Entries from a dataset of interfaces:
___

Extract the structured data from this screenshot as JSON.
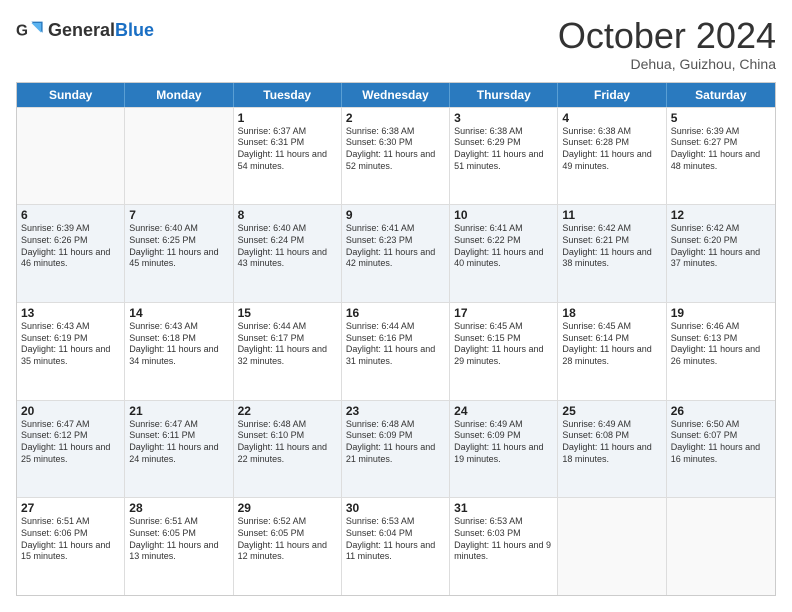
{
  "header": {
    "logo_general": "General",
    "logo_blue": "Blue",
    "month_title": "October 2024",
    "location": "Dehua, Guizhou, China"
  },
  "days_of_week": [
    "Sunday",
    "Monday",
    "Tuesday",
    "Wednesday",
    "Thursday",
    "Friday",
    "Saturday"
  ],
  "weeks": [
    [
      {
        "day": "",
        "sunrise": "",
        "sunset": "",
        "daylight": "",
        "empty": true
      },
      {
        "day": "",
        "sunrise": "",
        "sunset": "",
        "daylight": "",
        "empty": true
      },
      {
        "day": "1",
        "sunrise": "Sunrise: 6:37 AM",
        "sunset": "Sunset: 6:31 PM",
        "daylight": "Daylight: 11 hours and 54 minutes.",
        "empty": false
      },
      {
        "day": "2",
        "sunrise": "Sunrise: 6:38 AM",
        "sunset": "Sunset: 6:30 PM",
        "daylight": "Daylight: 11 hours and 52 minutes.",
        "empty": false
      },
      {
        "day": "3",
        "sunrise": "Sunrise: 6:38 AM",
        "sunset": "Sunset: 6:29 PM",
        "daylight": "Daylight: 11 hours and 51 minutes.",
        "empty": false
      },
      {
        "day": "4",
        "sunrise": "Sunrise: 6:38 AM",
        "sunset": "Sunset: 6:28 PM",
        "daylight": "Daylight: 11 hours and 49 minutes.",
        "empty": false
      },
      {
        "day": "5",
        "sunrise": "Sunrise: 6:39 AM",
        "sunset": "Sunset: 6:27 PM",
        "daylight": "Daylight: 11 hours and 48 minutes.",
        "empty": false
      }
    ],
    [
      {
        "day": "6",
        "sunrise": "Sunrise: 6:39 AM",
        "sunset": "Sunset: 6:26 PM",
        "daylight": "Daylight: 11 hours and 46 minutes.",
        "empty": false
      },
      {
        "day": "7",
        "sunrise": "Sunrise: 6:40 AM",
        "sunset": "Sunset: 6:25 PM",
        "daylight": "Daylight: 11 hours and 45 minutes.",
        "empty": false
      },
      {
        "day": "8",
        "sunrise": "Sunrise: 6:40 AM",
        "sunset": "Sunset: 6:24 PM",
        "daylight": "Daylight: 11 hours and 43 minutes.",
        "empty": false
      },
      {
        "day": "9",
        "sunrise": "Sunrise: 6:41 AM",
        "sunset": "Sunset: 6:23 PM",
        "daylight": "Daylight: 11 hours and 42 minutes.",
        "empty": false
      },
      {
        "day": "10",
        "sunrise": "Sunrise: 6:41 AM",
        "sunset": "Sunset: 6:22 PM",
        "daylight": "Daylight: 11 hours and 40 minutes.",
        "empty": false
      },
      {
        "day": "11",
        "sunrise": "Sunrise: 6:42 AM",
        "sunset": "Sunset: 6:21 PM",
        "daylight": "Daylight: 11 hours and 38 minutes.",
        "empty": false
      },
      {
        "day": "12",
        "sunrise": "Sunrise: 6:42 AM",
        "sunset": "Sunset: 6:20 PM",
        "daylight": "Daylight: 11 hours and 37 minutes.",
        "empty": false
      }
    ],
    [
      {
        "day": "13",
        "sunrise": "Sunrise: 6:43 AM",
        "sunset": "Sunset: 6:19 PM",
        "daylight": "Daylight: 11 hours and 35 minutes.",
        "empty": false
      },
      {
        "day": "14",
        "sunrise": "Sunrise: 6:43 AM",
        "sunset": "Sunset: 6:18 PM",
        "daylight": "Daylight: 11 hours and 34 minutes.",
        "empty": false
      },
      {
        "day": "15",
        "sunrise": "Sunrise: 6:44 AM",
        "sunset": "Sunset: 6:17 PM",
        "daylight": "Daylight: 11 hours and 32 minutes.",
        "empty": false
      },
      {
        "day": "16",
        "sunrise": "Sunrise: 6:44 AM",
        "sunset": "Sunset: 6:16 PM",
        "daylight": "Daylight: 11 hours and 31 minutes.",
        "empty": false
      },
      {
        "day": "17",
        "sunrise": "Sunrise: 6:45 AM",
        "sunset": "Sunset: 6:15 PM",
        "daylight": "Daylight: 11 hours and 29 minutes.",
        "empty": false
      },
      {
        "day": "18",
        "sunrise": "Sunrise: 6:45 AM",
        "sunset": "Sunset: 6:14 PM",
        "daylight": "Daylight: 11 hours and 28 minutes.",
        "empty": false
      },
      {
        "day": "19",
        "sunrise": "Sunrise: 6:46 AM",
        "sunset": "Sunset: 6:13 PM",
        "daylight": "Daylight: 11 hours and 26 minutes.",
        "empty": false
      }
    ],
    [
      {
        "day": "20",
        "sunrise": "Sunrise: 6:47 AM",
        "sunset": "Sunset: 6:12 PM",
        "daylight": "Daylight: 11 hours and 25 minutes.",
        "empty": false
      },
      {
        "day": "21",
        "sunrise": "Sunrise: 6:47 AM",
        "sunset": "Sunset: 6:11 PM",
        "daylight": "Daylight: 11 hours and 24 minutes.",
        "empty": false
      },
      {
        "day": "22",
        "sunrise": "Sunrise: 6:48 AM",
        "sunset": "Sunset: 6:10 PM",
        "daylight": "Daylight: 11 hours and 22 minutes.",
        "empty": false
      },
      {
        "day": "23",
        "sunrise": "Sunrise: 6:48 AM",
        "sunset": "Sunset: 6:09 PM",
        "daylight": "Daylight: 11 hours and 21 minutes.",
        "empty": false
      },
      {
        "day": "24",
        "sunrise": "Sunrise: 6:49 AM",
        "sunset": "Sunset: 6:09 PM",
        "daylight": "Daylight: 11 hours and 19 minutes.",
        "empty": false
      },
      {
        "day": "25",
        "sunrise": "Sunrise: 6:49 AM",
        "sunset": "Sunset: 6:08 PM",
        "daylight": "Daylight: 11 hours and 18 minutes.",
        "empty": false
      },
      {
        "day": "26",
        "sunrise": "Sunrise: 6:50 AM",
        "sunset": "Sunset: 6:07 PM",
        "daylight": "Daylight: 11 hours and 16 minutes.",
        "empty": false
      }
    ],
    [
      {
        "day": "27",
        "sunrise": "Sunrise: 6:51 AM",
        "sunset": "Sunset: 6:06 PM",
        "daylight": "Daylight: 11 hours and 15 minutes.",
        "empty": false
      },
      {
        "day": "28",
        "sunrise": "Sunrise: 6:51 AM",
        "sunset": "Sunset: 6:05 PM",
        "daylight": "Daylight: 11 hours and 13 minutes.",
        "empty": false
      },
      {
        "day": "29",
        "sunrise": "Sunrise: 6:52 AM",
        "sunset": "Sunset: 6:05 PM",
        "daylight": "Daylight: 11 hours and 12 minutes.",
        "empty": false
      },
      {
        "day": "30",
        "sunrise": "Sunrise: 6:53 AM",
        "sunset": "Sunset: 6:04 PM",
        "daylight": "Daylight: 11 hours and 11 minutes.",
        "empty": false
      },
      {
        "day": "31",
        "sunrise": "Sunrise: 6:53 AM",
        "sunset": "Sunset: 6:03 PM",
        "daylight": "Daylight: 11 hours and 9 minutes.",
        "empty": false
      },
      {
        "day": "",
        "sunrise": "",
        "sunset": "",
        "daylight": "",
        "empty": true
      },
      {
        "day": "",
        "sunrise": "",
        "sunset": "",
        "daylight": "",
        "empty": true
      }
    ]
  ]
}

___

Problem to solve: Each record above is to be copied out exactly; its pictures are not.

Task result:
Extract the structured data from this screenshot as JSON.
{
  "header": {
    "logo_general": "General",
    "logo_blue": "Blue",
    "month_title": "October 2024",
    "location": "Dehua, Guizhou, China"
  },
  "days_of_week": [
    "Sunday",
    "Monday",
    "Tuesday",
    "Wednesday",
    "Thursday",
    "Friday",
    "Saturday"
  ],
  "weeks": [
    [
      {
        "day": "",
        "sunrise": "",
        "sunset": "",
        "daylight": "",
        "empty": true
      },
      {
        "day": "",
        "sunrise": "",
        "sunset": "",
        "daylight": "",
        "empty": true
      },
      {
        "day": "1",
        "sunrise": "Sunrise: 6:37 AM",
        "sunset": "Sunset: 6:31 PM",
        "daylight": "Daylight: 11 hours and 54 minutes.",
        "empty": false
      },
      {
        "day": "2",
        "sunrise": "Sunrise: 6:38 AM",
        "sunset": "Sunset: 6:30 PM",
        "daylight": "Daylight: 11 hours and 52 minutes.",
        "empty": false
      },
      {
        "day": "3",
        "sunrise": "Sunrise: 6:38 AM",
        "sunset": "Sunset: 6:29 PM",
        "daylight": "Daylight: 11 hours and 51 minutes.",
        "empty": false
      },
      {
        "day": "4",
        "sunrise": "Sunrise: 6:38 AM",
        "sunset": "Sunset: 6:28 PM",
        "daylight": "Daylight: 11 hours and 49 minutes.",
        "empty": false
      },
      {
        "day": "5",
        "sunrise": "Sunrise: 6:39 AM",
        "sunset": "Sunset: 6:27 PM",
        "daylight": "Daylight: 11 hours and 48 minutes.",
        "empty": false
      }
    ],
    [
      {
        "day": "6",
        "sunrise": "Sunrise: 6:39 AM",
        "sunset": "Sunset: 6:26 PM",
        "daylight": "Daylight: 11 hours and 46 minutes.",
        "empty": false
      },
      {
        "day": "7",
        "sunrise": "Sunrise: 6:40 AM",
        "sunset": "Sunset: 6:25 PM",
        "daylight": "Daylight: 11 hours and 45 minutes.",
        "empty": false
      },
      {
        "day": "8",
        "sunrise": "Sunrise: 6:40 AM",
        "sunset": "Sunset: 6:24 PM",
        "daylight": "Daylight: 11 hours and 43 minutes.",
        "empty": false
      },
      {
        "day": "9",
        "sunrise": "Sunrise: 6:41 AM",
        "sunset": "Sunset: 6:23 PM",
        "daylight": "Daylight: 11 hours and 42 minutes.",
        "empty": false
      },
      {
        "day": "10",
        "sunrise": "Sunrise: 6:41 AM",
        "sunset": "Sunset: 6:22 PM",
        "daylight": "Daylight: 11 hours and 40 minutes.",
        "empty": false
      },
      {
        "day": "11",
        "sunrise": "Sunrise: 6:42 AM",
        "sunset": "Sunset: 6:21 PM",
        "daylight": "Daylight: 11 hours and 38 minutes.",
        "empty": false
      },
      {
        "day": "12",
        "sunrise": "Sunrise: 6:42 AM",
        "sunset": "Sunset: 6:20 PM",
        "daylight": "Daylight: 11 hours and 37 minutes.",
        "empty": false
      }
    ],
    [
      {
        "day": "13",
        "sunrise": "Sunrise: 6:43 AM",
        "sunset": "Sunset: 6:19 PM",
        "daylight": "Daylight: 11 hours and 35 minutes.",
        "empty": false
      },
      {
        "day": "14",
        "sunrise": "Sunrise: 6:43 AM",
        "sunset": "Sunset: 6:18 PM",
        "daylight": "Daylight: 11 hours and 34 minutes.",
        "empty": false
      },
      {
        "day": "15",
        "sunrise": "Sunrise: 6:44 AM",
        "sunset": "Sunset: 6:17 PM",
        "daylight": "Daylight: 11 hours and 32 minutes.",
        "empty": false
      },
      {
        "day": "16",
        "sunrise": "Sunrise: 6:44 AM",
        "sunset": "Sunset: 6:16 PM",
        "daylight": "Daylight: 11 hours and 31 minutes.",
        "empty": false
      },
      {
        "day": "17",
        "sunrise": "Sunrise: 6:45 AM",
        "sunset": "Sunset: 6:15 PM",
        "daylight": "Daylight: 11 hours and 29 minutes.",
        "empty": false
      },
      {
        "day": "18",
        "sunrise": "Sunrise: 6:45 AM",
        "sunset": "Sunset: 6:14 PM",
        "daylight": "Daylight: 11 hours and 28 minutes.",
        "empty": false
      },
      {
        "day": "19",
        "sunrise": "Sunrise: 6:46 AM",
        "sunset": "Sunset: 6:13 PM",
        "daylight": "Daylight: 11 hours and 26 minutes.",
        "empty": false
      }
    ],
    [
      {
        "day": "20",
        "sunrise": "Sunrise: 6:47 AM",
        "sunset": "Sunset: 6:12 PM",
        "daylight": "Daylight: 11 hours and 25 minutes.",
        "empty": false
      },
      {
        "day": "21",
        "sunrise": "Sunrise: 6:47 AM",
        "sunset": "Sunset: 6:11 PM",
        "daylight": "Daylight: 11 hours and 24 minutes.",
        "empty": false
      },
      {
        "day": "22",
        "sunrise": "Sunrise: 6:48 AM",
        "sunset": "Sunset: 6:10 PM",
        "daylight": "Daylight: 11 hours and 22 minutes.",
        "empty": false
      },
      {
        "day": "23",
        "sunrise": "Sunrise: 6:48 AM",
        "sunset": "Sunset: 6:09 PM",
        "daylight": "Daylight: 11 hours and 21 minutes.",
        "empty": false
      },
      {
        "day": "24",
        "sunrise": "Sunrise: 6:49 AM",
        "sunset": "Sunset: 6:09 PM",
        "daylight": "Daylight: 11 hours and 19 minutes.",
        "empty": false
      },
      {
        "day": "25",
        "sunrise": "Sunrise: 6:49 AM",
        "sunset": "Sunset: 6:08 PM",
        "daylight": "Daylight: 11 hours and 18 minutes.",
        "empty": false
      },
      {
        "day": "26",
        "sunrise": "Sunrise: 6:50 AM",
        "sunset": "Sunset: 6:07 PM",
        "daylight": "Daylight: 11 hours and 16 minutes.",
        "empty": false
      }
    ],
    [
      {
        "day": "27",
        "sunrise": "Sunrise: 6:51 AM",
        "sunset": "Sunset: 6:06 PM",
        "daylight": "Daylight: 11 hours and 15 minutes.",
        "empty": false
      },
      {
        "day": "28",
        "sunrise": "Sunrise: 6:51 AM",
        "sunset": "Sunset: 6:05 PM",
        "daylight": "Daylight: 11 hours and 13 minutes.",
        "empty": false
      },
      {
        "day": "29",
        "sunrise": "Sunrise: 6:52 AM",
        "sunset": "Sunset: 6:05 PM",
        "daylight": "Daylight: 11 hours and 12 minutes.",
        "empty": false
      },
      {
        "day": "30",
        "sunrise": "Sunrise: 6:53 AM",
        "sunset": "Sunset: 6:04 PM",
        "daylight": "Daylight: 11 hours and 11 minutes.",
        "empty": false
      },
      {
        "day": "31",
        "sunrise": "Sunrise: 6:53 AM",
        "sunset": "Sunset: 6:03 PM",
        "daylight": "Daylight: 11 hours and 9 minutes.",
        "empty": false
      },
      {
        "day": "",
        "sunrise": "",
        "sunset": "",
        "daylight": "",
        "empty": true
      },
      {
        "day": "",
        "sunrise": "",
        "sunset": "",
        "daylight": "",
        "empty": true
      }
    ]
  ]
}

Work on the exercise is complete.